Market and Model
As estate agents will always insist, size isn't any great indicator of price, and so it proves here. The fortwo range opens at just over £11,000 on the road for the 71bhp version we tried and is offered in three main trim levels, passion, prime and proxy. We tried the fixed-top model but smart has also developed a pretty cabriolet bodystyle you can ask your dealer about.
The passion models get 15" 8-spoke alloy wheels painted in silver, and automatic climate control and the Smart Audio-System. This gets a 3.5-inch colour screen, AUX and USB interface, Bluetooth streaming and hands-free phone, and you can also Bluetooth to the smart cross connect app for iOS and Android.
A word on smart's 'cross connect' app that comes with ownership, something the brand is very proud of. Its big drawcard is what it calls community parking. Owners simply download the app to their mobiles, attach said phone to the adjustable cradle and Bluetooth it all up. Once Cross Connect is fired up, drivers simply swipe to the community menu and let the app discover the closest available parking spaces, many of which are only suitable for the minuscule dimensions of the Smart Fortwo. It seems that Smart reckons that we'd want to share this information. Am I just being extraordinarily selfish, or would you rather keep the location of a valued parking spot to yourself? Yep, thought so.
Cost of Ownership
Owners won't have to pay too much to keep a fortwo on the road. The normally-aspirated manual car I tried returns 68.9mpg on the combined cycle and 57.7mpg in town, with emissions pegged at 93g/km. Those figures are for cars with the manual gearbox but don't vary much if, as I would, you opt for the twin-clutch auto transmission. The manual car comes as standard with stop/start although you need to put the gearbox into neutral and have your foot on the brake to kill the engine in stationary traffic. If nothing else, it'll encourage you not to ride the clutch.

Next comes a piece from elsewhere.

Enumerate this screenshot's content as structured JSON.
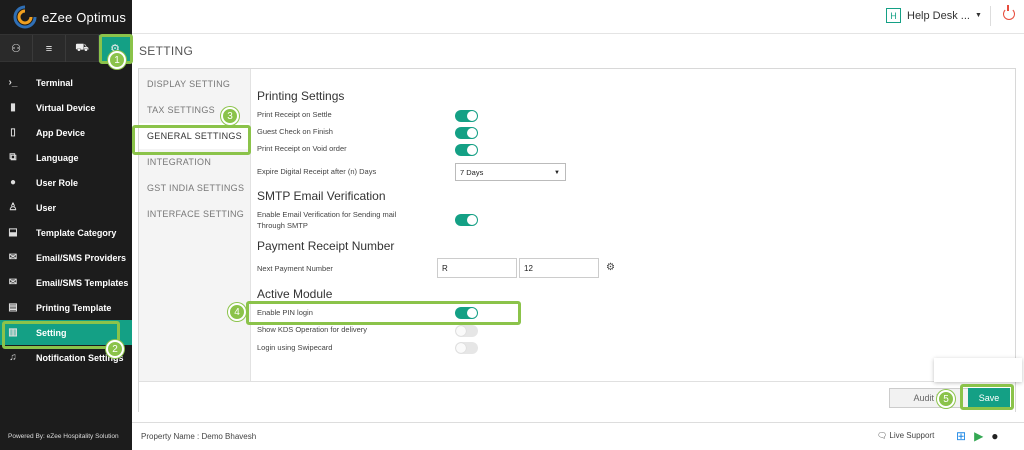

Anything else to consider? Residual values will stack up quite well and upon purchase, you get a year's free international smart road assistance service offering breakdown assistance in emergencies. This can be renewed annually following a service with your local Smart Retailer.
The three-year unlimited mileage warranty is better than most and there's Smart Service Care, a service plan designed to take care of your servicing costs for the first two, three or four services. It only comes to only about £15 a month, which seems a bit of a no-brainer to me. You might well spend that yourself on having the thing regularly valeted.
In order to come up with a fair analysis on this MK3 model smart fortwo, it's worth reminding ourselves what this car is not. It's not sporty. It's not quick. It's not notably spacious and if you're a tightwad, you're not going to find it particularly cheap.
It is, and has been since 1998, the quintessential citycar. It's supremely space-efficient, it's easy to park, easy to see out of, rugged enough to shake off abuse, doesn't cost much to run, looks good and drives well, in the urban landscape at least.
Everything that smart really needed to improve, they have. Of course, there will be those for whom the lack of rear seats and modest luggage capacity will be red-liners, and those who want a car with longer legs or punchier handling abilities aren't going to rate the fortwo either. So it's a bit of a niche object, but then that was always the case. For the few floating voters who tried the old car but didn't feel that it was executed slickly enough, it's time to give the fortwo another go. I reckon you might like this one.